On December 9, 2009, as part of a package to extend certain expiring tax provisions, the US House of Representatives passed HR 4213 (the House Bill), a bill containing several of the international tax proposals first introduced in the Foreign Account Tax Compliance Act of 2009 (FATCA).1 Most notably, the House Bill contains a modified version of the withholding tax and information reporting proposals applicable to non-US financial institutions and also includes a provision that would tax carried interests as ordinary income. This alert only discusses the significant differences between the House Bill and FATCA relating to the information reporting and withholding tax provisions of each bill. It does not address the new proposal to tax carried interests as ordinary income. 
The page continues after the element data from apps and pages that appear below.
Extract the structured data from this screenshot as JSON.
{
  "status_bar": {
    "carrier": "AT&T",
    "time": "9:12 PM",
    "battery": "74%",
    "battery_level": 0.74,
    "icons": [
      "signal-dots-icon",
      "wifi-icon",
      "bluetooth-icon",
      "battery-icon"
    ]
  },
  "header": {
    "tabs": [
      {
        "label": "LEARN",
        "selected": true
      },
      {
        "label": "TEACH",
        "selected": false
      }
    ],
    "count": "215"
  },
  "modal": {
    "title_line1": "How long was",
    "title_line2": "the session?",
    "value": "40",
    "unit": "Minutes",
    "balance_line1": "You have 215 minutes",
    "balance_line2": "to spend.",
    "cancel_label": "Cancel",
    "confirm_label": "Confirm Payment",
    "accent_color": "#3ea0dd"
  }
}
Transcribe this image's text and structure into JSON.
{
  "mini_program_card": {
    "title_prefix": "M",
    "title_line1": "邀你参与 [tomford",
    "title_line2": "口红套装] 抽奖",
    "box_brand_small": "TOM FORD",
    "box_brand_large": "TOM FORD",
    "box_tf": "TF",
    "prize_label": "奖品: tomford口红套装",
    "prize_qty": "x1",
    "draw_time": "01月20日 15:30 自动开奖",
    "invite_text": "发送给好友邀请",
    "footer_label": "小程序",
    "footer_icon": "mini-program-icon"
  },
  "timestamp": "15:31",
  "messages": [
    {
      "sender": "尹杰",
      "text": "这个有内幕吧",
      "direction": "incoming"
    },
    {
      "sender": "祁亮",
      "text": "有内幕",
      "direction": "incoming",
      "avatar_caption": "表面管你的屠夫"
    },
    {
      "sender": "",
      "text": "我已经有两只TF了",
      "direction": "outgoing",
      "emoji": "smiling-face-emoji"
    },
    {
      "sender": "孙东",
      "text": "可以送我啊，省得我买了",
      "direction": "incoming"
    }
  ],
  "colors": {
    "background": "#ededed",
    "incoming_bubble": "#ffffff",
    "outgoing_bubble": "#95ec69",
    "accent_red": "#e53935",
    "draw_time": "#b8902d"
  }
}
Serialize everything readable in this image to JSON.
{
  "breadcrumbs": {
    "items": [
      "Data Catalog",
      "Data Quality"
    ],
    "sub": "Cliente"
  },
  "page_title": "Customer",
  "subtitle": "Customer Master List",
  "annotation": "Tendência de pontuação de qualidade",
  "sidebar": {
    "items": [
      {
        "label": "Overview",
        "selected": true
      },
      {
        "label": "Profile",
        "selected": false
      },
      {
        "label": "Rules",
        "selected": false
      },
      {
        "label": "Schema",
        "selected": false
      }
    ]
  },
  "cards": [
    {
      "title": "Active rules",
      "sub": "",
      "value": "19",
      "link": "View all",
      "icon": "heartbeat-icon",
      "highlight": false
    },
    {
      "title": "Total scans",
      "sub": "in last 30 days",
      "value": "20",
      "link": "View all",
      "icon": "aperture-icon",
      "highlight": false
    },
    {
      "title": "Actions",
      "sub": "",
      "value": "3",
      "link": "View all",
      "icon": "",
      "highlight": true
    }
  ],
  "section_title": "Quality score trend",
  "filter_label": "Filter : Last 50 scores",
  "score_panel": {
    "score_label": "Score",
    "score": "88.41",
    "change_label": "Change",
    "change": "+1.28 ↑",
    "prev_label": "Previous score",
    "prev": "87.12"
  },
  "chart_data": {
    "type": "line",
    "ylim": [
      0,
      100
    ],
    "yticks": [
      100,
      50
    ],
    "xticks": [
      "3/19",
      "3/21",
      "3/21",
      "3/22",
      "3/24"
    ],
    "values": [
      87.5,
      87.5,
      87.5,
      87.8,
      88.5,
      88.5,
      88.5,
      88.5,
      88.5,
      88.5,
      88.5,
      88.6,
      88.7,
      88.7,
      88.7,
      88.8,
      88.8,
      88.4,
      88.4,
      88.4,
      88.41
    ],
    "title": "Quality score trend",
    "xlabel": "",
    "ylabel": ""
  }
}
FATCA would have imposed a 30 percent withholding tax on all US source payments (and broker proceeds) paid to a non-US financial institution if certain information reporting requirements were not satisfied by such non-US financial institution. The House Bill significantly reduces the impact of FATCA’s withholding tax provisions with respect to non-US account holders of non-US financial institutions by limiting the potential imposition of withholding tax to the payments attributable to “recalcitrant account holders.”2 In other words, the House Bill would not impose withholding tax on any portion of the US source payments made to a non-US financial institution that are attributable to accounts identified as accounts owned by non-US persons pursuant to rules that will be determined by the US Treasury Department (Treasury). The provision in FATCA that would apply a global due diligence standard by attributing knowledge of customer information among affiliates has been removed from the House Bill. 

Additionally, the House Bill provides Treasury with discretion to create a “safe harbor” for certain non-US financial institutions that can certify that the institution has no “US accounts.” While this safe harbor provision may appear to be a concession, it is unclear what requirements would need to be satisfied in order to obtain this benefit.   

The House Bill also permits Treasury to provide rules that would enable a non-US financial institution to elect to have the US withholding agent withhold any tax due. If such an election is made, the non-US financial institution would be required to provide a statement to the withholding agent that would indicate what portion of the payment is subject to this withholding tax. We expect that this statement would be similar to the withholding statements used in the QI program and would identify the portion of a payment that is attributable to recalcitrant account holders.

The House Bill modifies the exception for certain depository accounts owned by US persons by raising the reporting threshold from $10,000 to $50,000. Additionally, the House Bill contains an exception that does not require duplicative reporting of payments by each financial institution that has custody of a payment that is ultimately made to a US account.

The House Bill would be effective with respect to payments made after December 31, 2012, two years later than the proposed effective date of FATCA

For more information about this proposed legislation or any other matter raised in this Client Alert, please contact Jonathan A. Sambur at +1 202 263 3256, James R. Barry at +1 312 701 7169 or Donald C. Morris at +1 312 701 7126.

Learn more about our Tax Transactions and Financial Services Regulatory & Enforcement practice.


1. A summary of FATCA may be found at https://www.mayerbrown.com/publications/Foreign-Account-Tax-Compliance-Act-of-2009-Information-Reporting-for-US-Client-Accounts-at-Non-US-Financial-Institutions-11-05-2009/. For purposes of this client alert, we have assumed the reader is generally familiar with the provisions of FATCA.

2. The term “recalcitrant account holders” means account holders that fail to comply with reasonable requests to provide certain identifying information to the non-US financial institution, or that fail to provide a bank secrecy waiver that would enable the institution to conduct information reporting.